Excitement is growing for immunotherapy – therapies that harness the power of a patient’s immune system to combat their disease.
One approach to immunotherapy involves engineering the patient’s own immune cells to recognize and attack their tumors, known as adoptive cell transfer (ACT).
Early clinical trials have shown that these engineered immune cells have generated some remarkable responses in patients with advanced cancer. (ii Nature Medicine 2015)
While standard therapies for many common cancers remain toxic and are often ineffective, cellular immunotherapy has the potential to be a highly targeted alternative, with low toxicity to normal tissues but a high capacity to eradicate tumor.
But Jan Kimpen cautions that the treatment is in its infancy and is likely, at first, to benefit a limited number of patients
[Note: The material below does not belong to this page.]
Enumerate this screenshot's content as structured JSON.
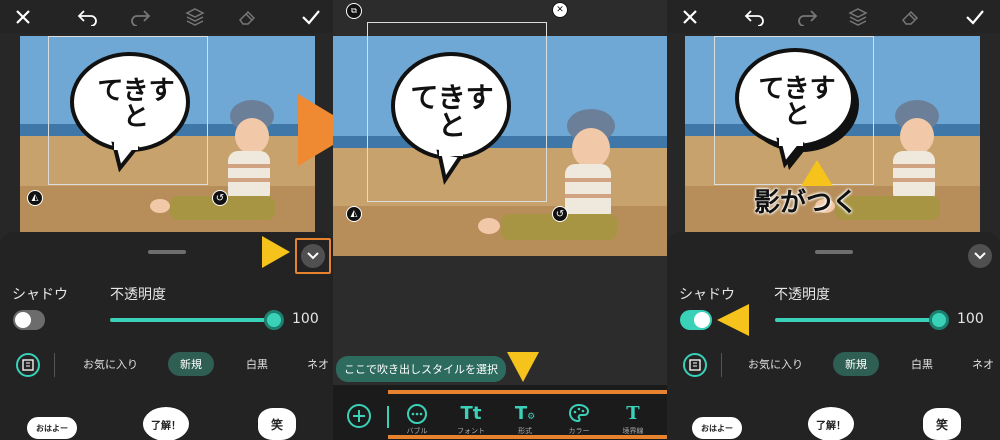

“There is no way you can deliver this to all patients. You will have to find a way – genomics will help – to select those patients that it could possibly benefit,” he says. “As a new modality of treatment, it will only find its place in oncology if you can squeeze the group to a lower number of patients; otherwise it will be too costly.”
He believes immunotherapy has a strong future in healthcare. It is being viewed as a potential alternative to chemotherapy and radiotherapy – with fewer side effects – but more research is needed, and the medical world needs to devise methods of early and accurate tumor diagnoses so that the immunotherapy can be targeted effectively.
Cancer remains a global scourge. It is a chronic disease needing long-term management with a huge cost burden. All the advances in science, technology and medicine must be coordinated to ensure they have the best chances of success.
Patients need personalized treatments and healthcare systems need to be restructured from the doctor’s surgery, through hospitals and clinics, to the home where monitoring devices and detection machines will play a bigger role in health.
But on this World Cancer Day, it is fitting to envisage the next generation of cancer progress where people can engage easily with their own health and take up the potential offered by connected devices to monitor conditions and focus on healthy living and disease prevention.
“We are addressing the growing need for a new approach to cancer care,” says Jan Kimpen. “We strive to deliver better, more personalized care to patients while reducing healthcare costs.”